Week ending October 13, 2017

State Agencies Directed to Hold Budgets Flat in 2018-19

In a letter to state agency commissioners made public this week, State Budget Director Robert Mujica directed agencies to submit zero-growth budgets for Fiscal Year 2018-19. This directive continues a multi-year pattern of holding agency budgets flat.

The 2018-19 Executive Budget proposal will be released in early January. It is also possible that the legislature is called back to Albany before January to attempt to address funding shortfalls resulting from federal actions, or the lack thereof.


DiNapoli: Local Governments Needs Billions to Repair Bridges

Comptroller DiNapoli released a report that estimates that local governments need approximately $27.4 billion for needed repairs on bridges they own and maintain.

While local governments own 8,834 of the 17,462 bridges in the state, State support for local bridge maintenance is crucial to ensuring their safety. The pressing needs of our local roads and bridges is yet another reason why spending hundreds of millions of state dollars on a constitutional convention is a waste of taxpayer money.

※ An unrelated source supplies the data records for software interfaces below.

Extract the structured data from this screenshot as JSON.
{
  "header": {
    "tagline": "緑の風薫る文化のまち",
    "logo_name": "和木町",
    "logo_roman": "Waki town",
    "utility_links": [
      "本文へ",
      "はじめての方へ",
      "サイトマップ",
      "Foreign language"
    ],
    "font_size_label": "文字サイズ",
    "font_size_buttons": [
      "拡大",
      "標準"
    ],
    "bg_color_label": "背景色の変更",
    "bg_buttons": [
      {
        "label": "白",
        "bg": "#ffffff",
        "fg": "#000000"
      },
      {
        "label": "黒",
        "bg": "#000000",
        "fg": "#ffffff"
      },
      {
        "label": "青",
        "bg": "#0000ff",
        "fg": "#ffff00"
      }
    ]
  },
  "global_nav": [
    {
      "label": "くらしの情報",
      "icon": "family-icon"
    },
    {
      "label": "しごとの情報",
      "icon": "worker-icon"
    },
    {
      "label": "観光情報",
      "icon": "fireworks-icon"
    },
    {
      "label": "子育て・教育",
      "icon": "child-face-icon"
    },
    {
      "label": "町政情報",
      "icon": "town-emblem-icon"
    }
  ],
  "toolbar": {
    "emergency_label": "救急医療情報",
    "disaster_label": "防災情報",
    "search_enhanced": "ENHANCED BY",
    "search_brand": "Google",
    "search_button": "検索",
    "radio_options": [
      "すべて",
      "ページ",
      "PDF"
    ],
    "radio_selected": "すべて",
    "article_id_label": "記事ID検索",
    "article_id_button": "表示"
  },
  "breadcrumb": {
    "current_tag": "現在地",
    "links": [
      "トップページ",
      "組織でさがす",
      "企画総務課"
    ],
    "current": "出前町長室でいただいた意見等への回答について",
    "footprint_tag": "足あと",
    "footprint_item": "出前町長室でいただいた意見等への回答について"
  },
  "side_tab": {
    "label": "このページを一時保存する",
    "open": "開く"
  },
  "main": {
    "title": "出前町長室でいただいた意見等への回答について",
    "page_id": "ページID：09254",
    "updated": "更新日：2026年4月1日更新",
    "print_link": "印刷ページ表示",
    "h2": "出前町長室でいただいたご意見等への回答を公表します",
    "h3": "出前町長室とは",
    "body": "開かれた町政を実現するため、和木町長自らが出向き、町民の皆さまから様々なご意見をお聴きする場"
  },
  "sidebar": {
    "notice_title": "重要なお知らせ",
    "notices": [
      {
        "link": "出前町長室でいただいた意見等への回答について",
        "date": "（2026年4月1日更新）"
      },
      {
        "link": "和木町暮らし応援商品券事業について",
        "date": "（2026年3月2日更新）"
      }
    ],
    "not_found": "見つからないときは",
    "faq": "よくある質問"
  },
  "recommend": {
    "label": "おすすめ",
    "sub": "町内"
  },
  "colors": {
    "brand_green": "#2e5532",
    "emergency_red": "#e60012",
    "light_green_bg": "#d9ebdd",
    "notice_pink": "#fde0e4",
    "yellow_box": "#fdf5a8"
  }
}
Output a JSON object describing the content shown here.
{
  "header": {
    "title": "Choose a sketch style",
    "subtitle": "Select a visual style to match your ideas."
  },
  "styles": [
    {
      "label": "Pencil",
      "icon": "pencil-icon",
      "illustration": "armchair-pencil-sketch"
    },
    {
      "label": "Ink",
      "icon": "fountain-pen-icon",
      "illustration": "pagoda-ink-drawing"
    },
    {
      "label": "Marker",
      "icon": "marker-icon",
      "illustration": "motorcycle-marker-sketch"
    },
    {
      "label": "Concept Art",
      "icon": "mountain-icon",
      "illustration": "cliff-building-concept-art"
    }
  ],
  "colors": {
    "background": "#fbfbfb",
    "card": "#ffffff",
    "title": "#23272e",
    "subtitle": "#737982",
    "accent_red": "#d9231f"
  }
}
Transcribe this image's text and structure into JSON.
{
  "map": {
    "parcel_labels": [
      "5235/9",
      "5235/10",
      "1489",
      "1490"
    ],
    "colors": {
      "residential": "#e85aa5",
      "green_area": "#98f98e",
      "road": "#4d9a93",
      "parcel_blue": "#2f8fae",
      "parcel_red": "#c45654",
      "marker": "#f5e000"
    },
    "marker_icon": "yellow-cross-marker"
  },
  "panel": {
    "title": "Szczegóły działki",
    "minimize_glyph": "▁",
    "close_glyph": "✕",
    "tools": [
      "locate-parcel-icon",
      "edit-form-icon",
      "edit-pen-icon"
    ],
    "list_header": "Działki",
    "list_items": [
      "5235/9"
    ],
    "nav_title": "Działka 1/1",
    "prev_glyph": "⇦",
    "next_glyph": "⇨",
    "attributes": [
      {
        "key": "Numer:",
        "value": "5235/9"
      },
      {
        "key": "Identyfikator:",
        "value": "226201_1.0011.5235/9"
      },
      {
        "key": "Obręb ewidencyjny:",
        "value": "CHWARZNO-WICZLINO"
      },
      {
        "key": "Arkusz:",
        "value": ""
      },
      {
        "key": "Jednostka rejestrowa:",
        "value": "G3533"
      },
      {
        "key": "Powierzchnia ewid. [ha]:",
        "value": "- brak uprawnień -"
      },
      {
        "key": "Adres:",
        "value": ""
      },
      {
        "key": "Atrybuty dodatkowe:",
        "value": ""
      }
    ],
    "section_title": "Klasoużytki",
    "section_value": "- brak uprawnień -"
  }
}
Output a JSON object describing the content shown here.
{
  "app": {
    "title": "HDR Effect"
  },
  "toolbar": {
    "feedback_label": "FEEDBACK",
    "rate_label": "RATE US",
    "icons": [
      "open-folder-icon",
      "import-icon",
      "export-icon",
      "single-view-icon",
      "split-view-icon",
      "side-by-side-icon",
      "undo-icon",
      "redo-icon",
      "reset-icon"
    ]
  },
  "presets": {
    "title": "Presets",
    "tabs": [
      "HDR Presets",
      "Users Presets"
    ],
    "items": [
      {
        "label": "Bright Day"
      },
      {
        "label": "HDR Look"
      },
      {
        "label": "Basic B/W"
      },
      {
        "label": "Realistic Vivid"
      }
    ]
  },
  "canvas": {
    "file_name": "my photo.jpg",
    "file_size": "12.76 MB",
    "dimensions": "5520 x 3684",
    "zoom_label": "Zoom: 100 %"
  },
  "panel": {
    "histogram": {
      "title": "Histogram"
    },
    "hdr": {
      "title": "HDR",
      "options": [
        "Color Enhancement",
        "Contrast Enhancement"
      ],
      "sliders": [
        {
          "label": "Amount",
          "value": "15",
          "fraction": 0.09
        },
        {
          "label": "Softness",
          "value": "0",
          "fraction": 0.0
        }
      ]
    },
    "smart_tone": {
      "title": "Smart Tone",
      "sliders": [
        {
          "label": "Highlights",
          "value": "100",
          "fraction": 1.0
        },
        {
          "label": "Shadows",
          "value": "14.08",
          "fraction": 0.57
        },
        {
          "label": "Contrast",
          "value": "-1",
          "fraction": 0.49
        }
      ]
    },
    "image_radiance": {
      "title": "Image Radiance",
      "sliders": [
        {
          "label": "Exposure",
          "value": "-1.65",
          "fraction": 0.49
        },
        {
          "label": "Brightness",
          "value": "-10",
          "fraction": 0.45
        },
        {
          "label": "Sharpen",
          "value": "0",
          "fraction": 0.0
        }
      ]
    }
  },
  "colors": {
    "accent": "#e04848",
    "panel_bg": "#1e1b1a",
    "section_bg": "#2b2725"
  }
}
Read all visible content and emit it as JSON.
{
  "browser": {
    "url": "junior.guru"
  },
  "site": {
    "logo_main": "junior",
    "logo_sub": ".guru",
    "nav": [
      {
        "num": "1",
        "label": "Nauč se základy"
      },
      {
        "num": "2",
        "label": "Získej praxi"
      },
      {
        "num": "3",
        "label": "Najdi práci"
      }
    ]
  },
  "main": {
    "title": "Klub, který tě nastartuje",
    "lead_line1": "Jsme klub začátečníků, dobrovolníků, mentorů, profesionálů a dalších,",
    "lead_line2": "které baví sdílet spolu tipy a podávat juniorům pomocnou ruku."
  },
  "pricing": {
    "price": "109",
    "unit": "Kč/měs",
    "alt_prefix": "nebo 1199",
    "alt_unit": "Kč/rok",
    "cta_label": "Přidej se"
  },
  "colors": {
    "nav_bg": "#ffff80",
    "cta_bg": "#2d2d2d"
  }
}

Con Con Fact

Corporations and other special interests could spend millions of dollars to have their lobbyists elected as delegates to a constitutional convention.



To find out how you can help get out the vote this election day, please contact your region’s Political Action Coordinator:


Long Island Region 1:

Sue Castle (631) 462 – 0030

Metropolitan Region 2:

Matthew D’Amico (212) 406 – 2156

Southern Region 3:

Chris Ludlow (845) 831 – 1000

Capital Region 4:

Bill Gustafson (518) 782 – 4400

Central Region 5:

Josh Schick (315) 433 – 0050

Western Region 6:

Chris Rackl (716) 691 – 6555


President Trump Goes After Obamacare

After multiple bills to “repeal and replace” Obamacare failed in the US Senate, President Trump decided to go after the health care law on his own this week.

The President issued an executive order aimed at “saving the American people from the nightmare of Obamacare.” The main component of the order is allowing trade association health plans to operate across state lines. This could lead younger, healthier policyholders to leave their current plans for bare-bones plans operated under the jurisdiction of states with the least stringent health insurance regulations. If that were to happen, older and sicker policyholders could see their costs skyrocket. In a state like New York, where state insurance regulations have strong protections, the impact could be felt especially hard.

In addition to the executive order, the administration announced that it will immediately discontinue subsidies to health insurance companies that help pay out-of-pocket costs to low-income people. The President had threatened to stop these payments before, but continued them after being warned that the loss of these subsidies could quickly unravel insurance markets.

While the actual impact of these two actions remains to be seen, they undoubtedly inject more uncertainty into the health care system and into New York’s financial outlook.